---- Record set

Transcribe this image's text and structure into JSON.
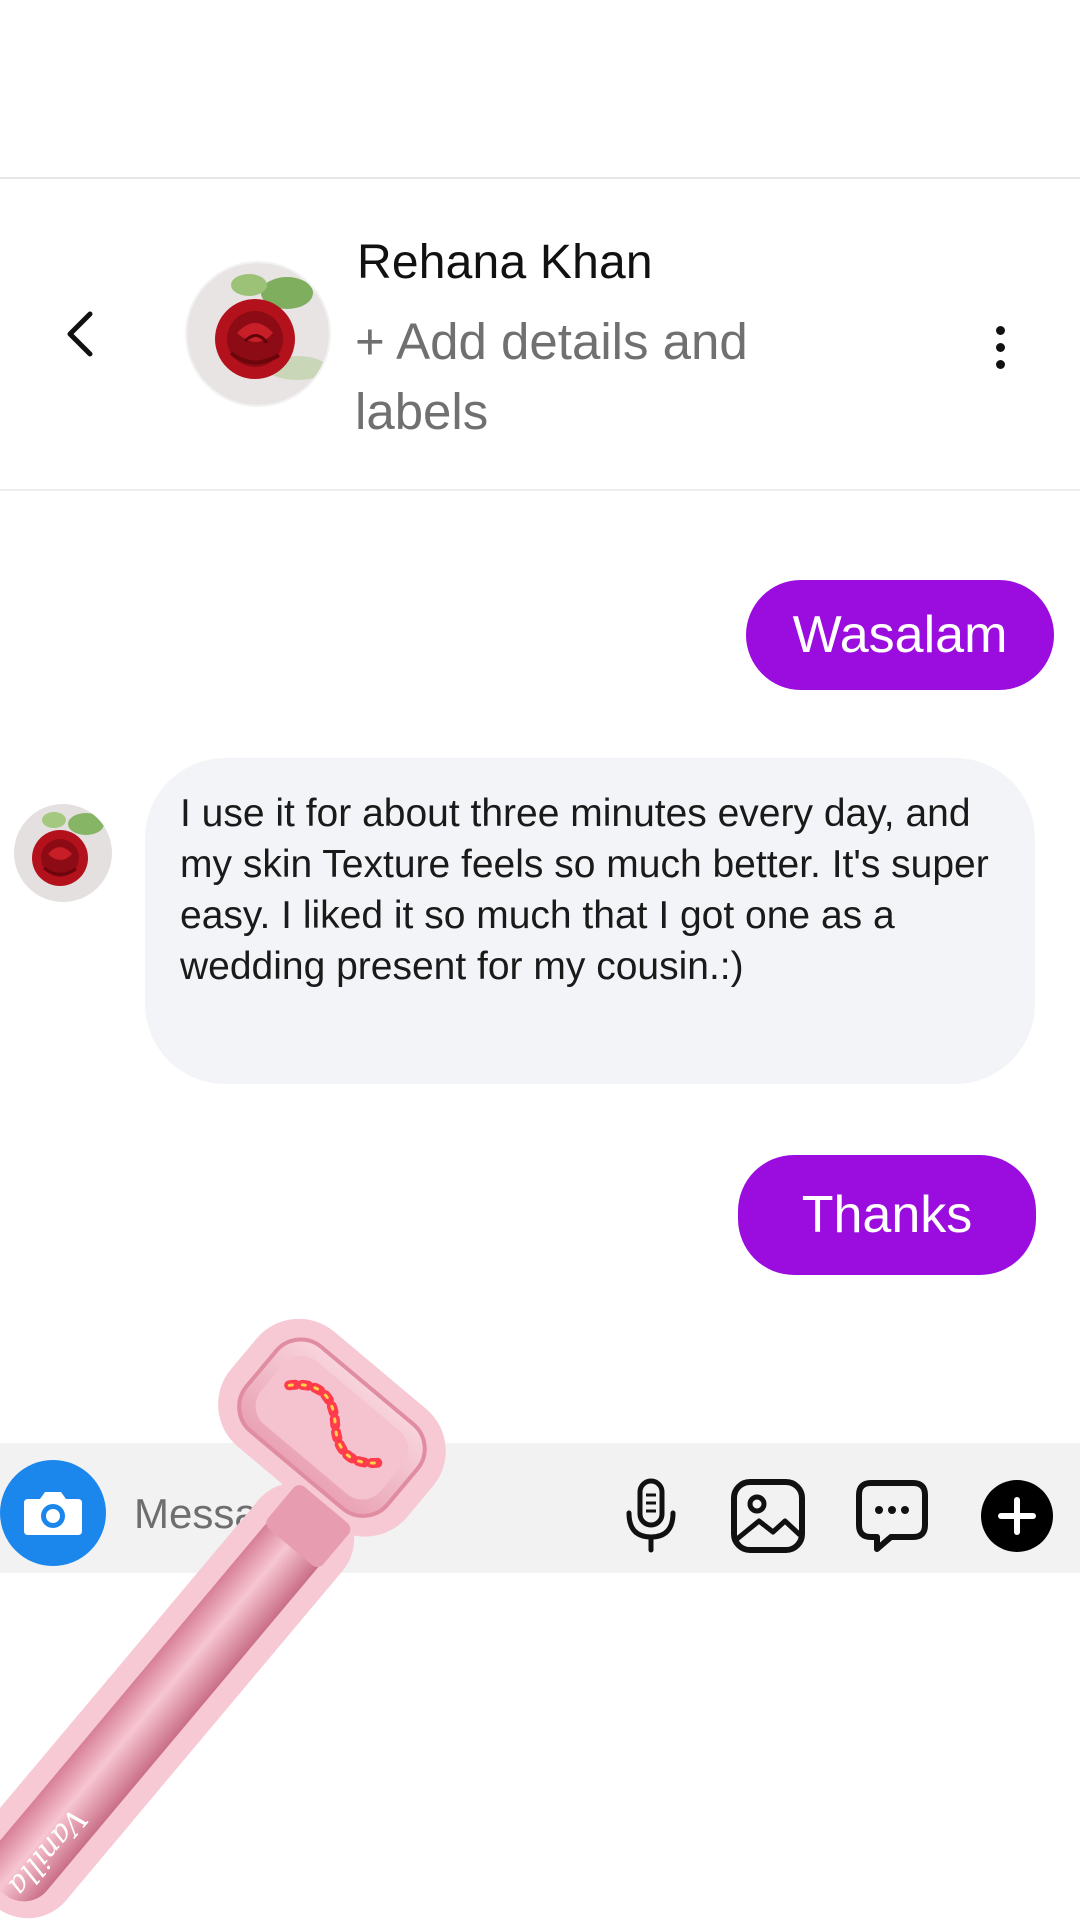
{
  "header": {
    "contact_name": "Rehana Khan",
    "add_details": "+ Add details and labels"
  },
  "messages": [
    {
      "direction": "outgoing",
      "text": "Wasalam"
    },
    {
      "direction": "incoming",
      "text": "I use it for about three minutes every day, and my skin Texture feels so much better. It's super easy. I liked it so much that I got one as a wedding present for my cousin.:)"
    },
    {
      "direction": "outgoing",
      "text": "Thanks"
    }
  ],
  "composer": {
    "placeholder": "Message..."
  },
  "product": {
    "brand": "Vanilla"
  },
  "colors": {
    "outgoing_bubble": "#9b0ddf",
    "incoming_bubble": "#f3f4f7",
    "camera_button": "#1b86ec"
  },
  "icons": {
    "back": "chevron-left-icon",
    "more": "vertical-ellipsis-icon",
    "camera": "camera-icon",
    "mic": "microphone-icon",
    "gallery": "image-icon",
    "sticker": "chat-bubble-dots-icon",
    "plus": "plus-circle-icon"
  }
}
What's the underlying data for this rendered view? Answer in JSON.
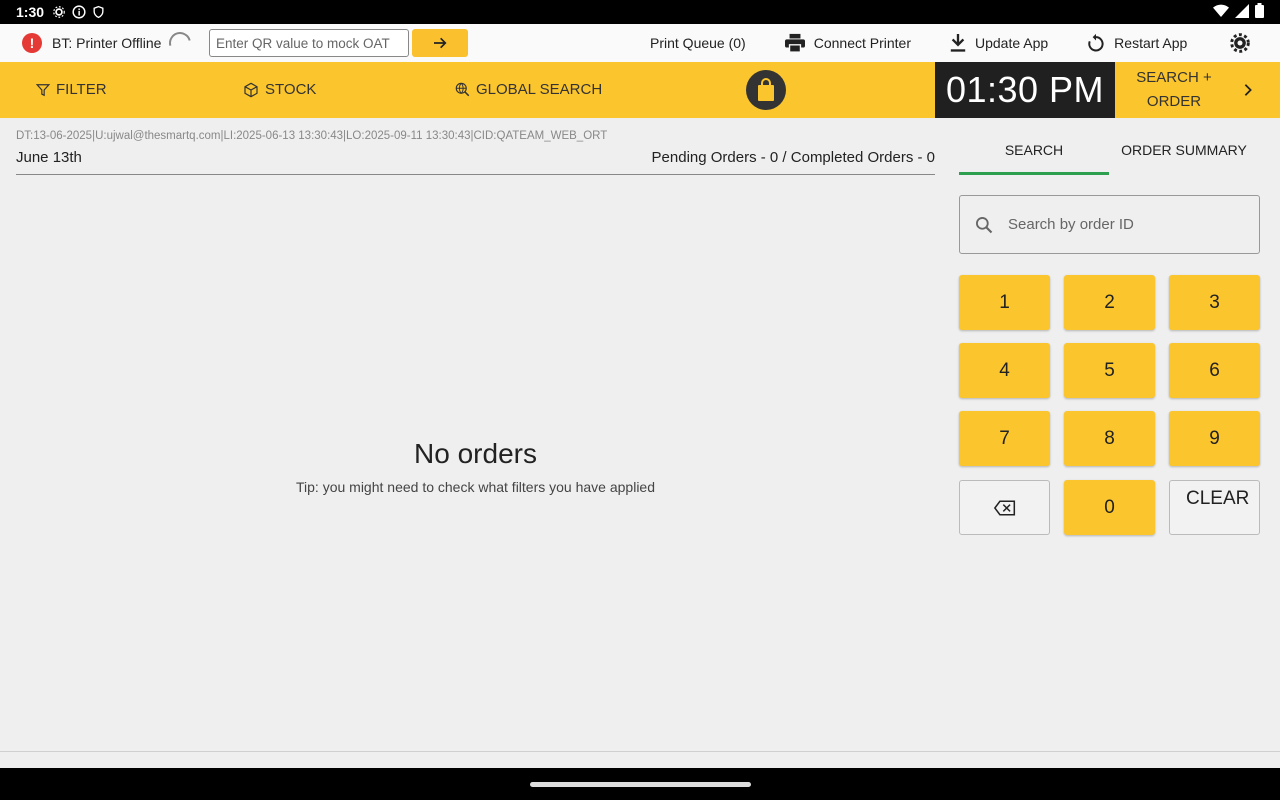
{
  "status_bar": {
    "time": "1:30"
  },
  "topbar": {
    "printer_status": "BT: Printer Offline",
    "qr_placeholder": "Enter QR value to mock OAT",
    "actions": {
      "print_queue": "Print Queue (0)",
      "connect_printer": "Connect Printer",
      "update_app": "Update App",
      "restart_app": "Restart App"
    }
  },
  "toolbar": {
    "filter": "FILTER",
    "stock": "STOCK",
    "global_search": "GLOBAL SEARCH",
    "clock": "01:30 PM",
    "search_order": "SEARCH + ORDER"
  },
  "main": {
    "meta": "DT:13-06-2025|U:ujwal@thesmartq.com|LI:2025-06-13 13:30:43|LO:2025-09-11 13:30:43|CID:QATEAM_WEB_ORT",
    "date": "June 13th",
    "counts": "Pending Orders - 0 / Completed Orders - 0",
    "empty_title": "No orders",
    "empty_tip": "Tip: you might need to check what filters you have applied"
  },
  "panel": {
    "tabs": [
      "SEARCH",
      "ORDER SUMMARY"
    ],
    "active_tab": "SEARCH",
    "search_placeholder": "Search by order ID",
    "keys": [
      "1",
      "2",
      "3",
      "4",
      "5",
      "6",
      "7",
      "8",
      "9",
      "0"
    ],
    "clear": "CLEAR"
  },
  "colors": {
    "accent": "#fbc52d",
    "tab_indicator": "#2e9e4f",
    "error": "#e53935"
  }
}
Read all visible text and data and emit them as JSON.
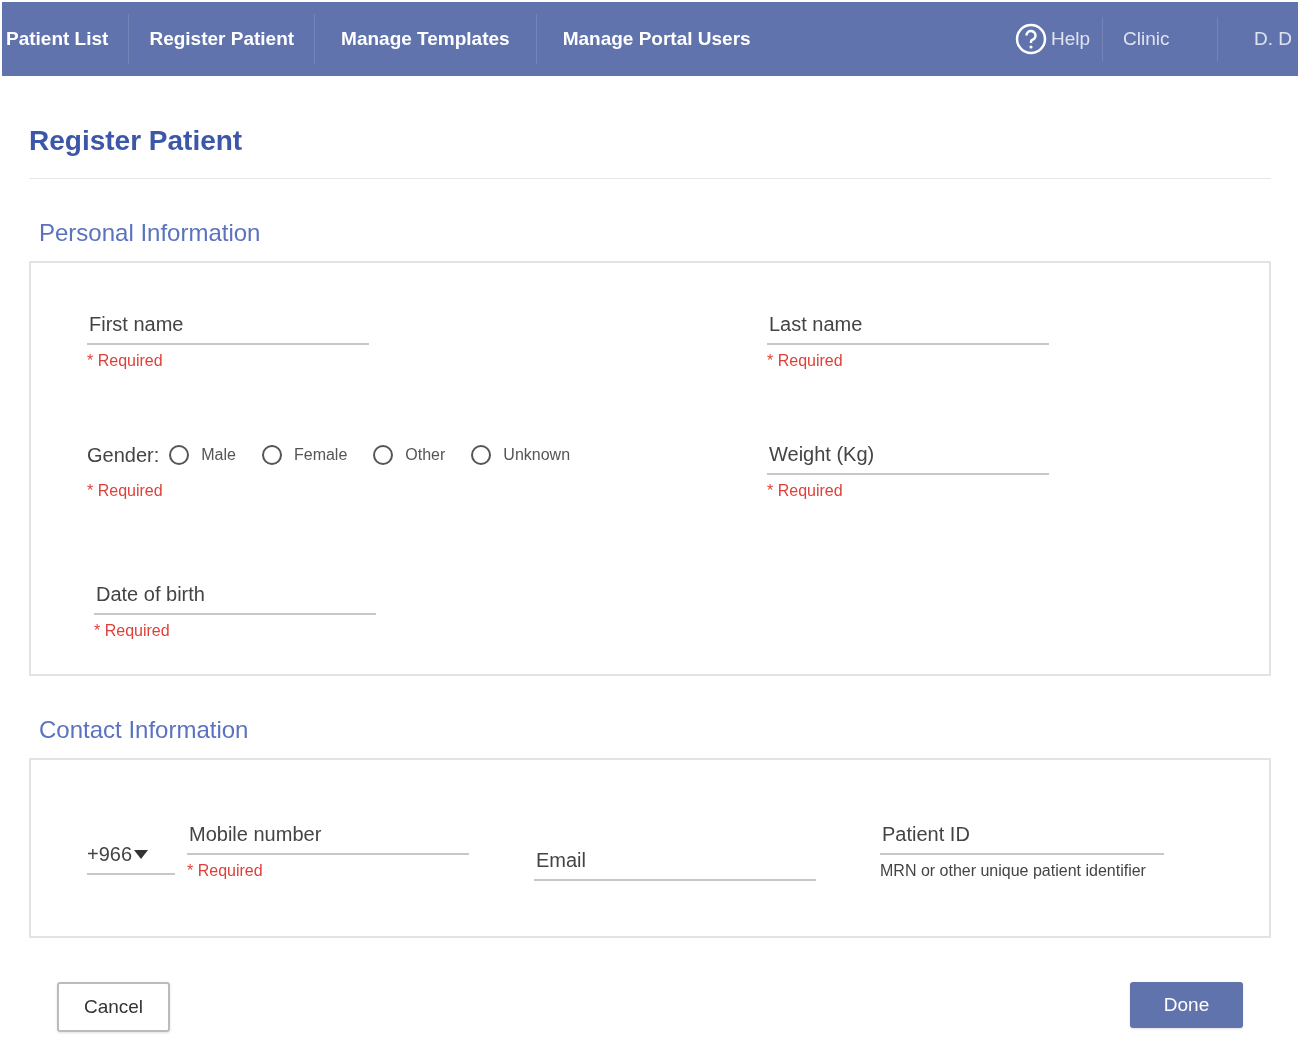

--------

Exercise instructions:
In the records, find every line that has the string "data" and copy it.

Answer to the problem:
What's the underlying data for this rendered view? Answer in JSON.
Read all visible text and data and emit them as JSON.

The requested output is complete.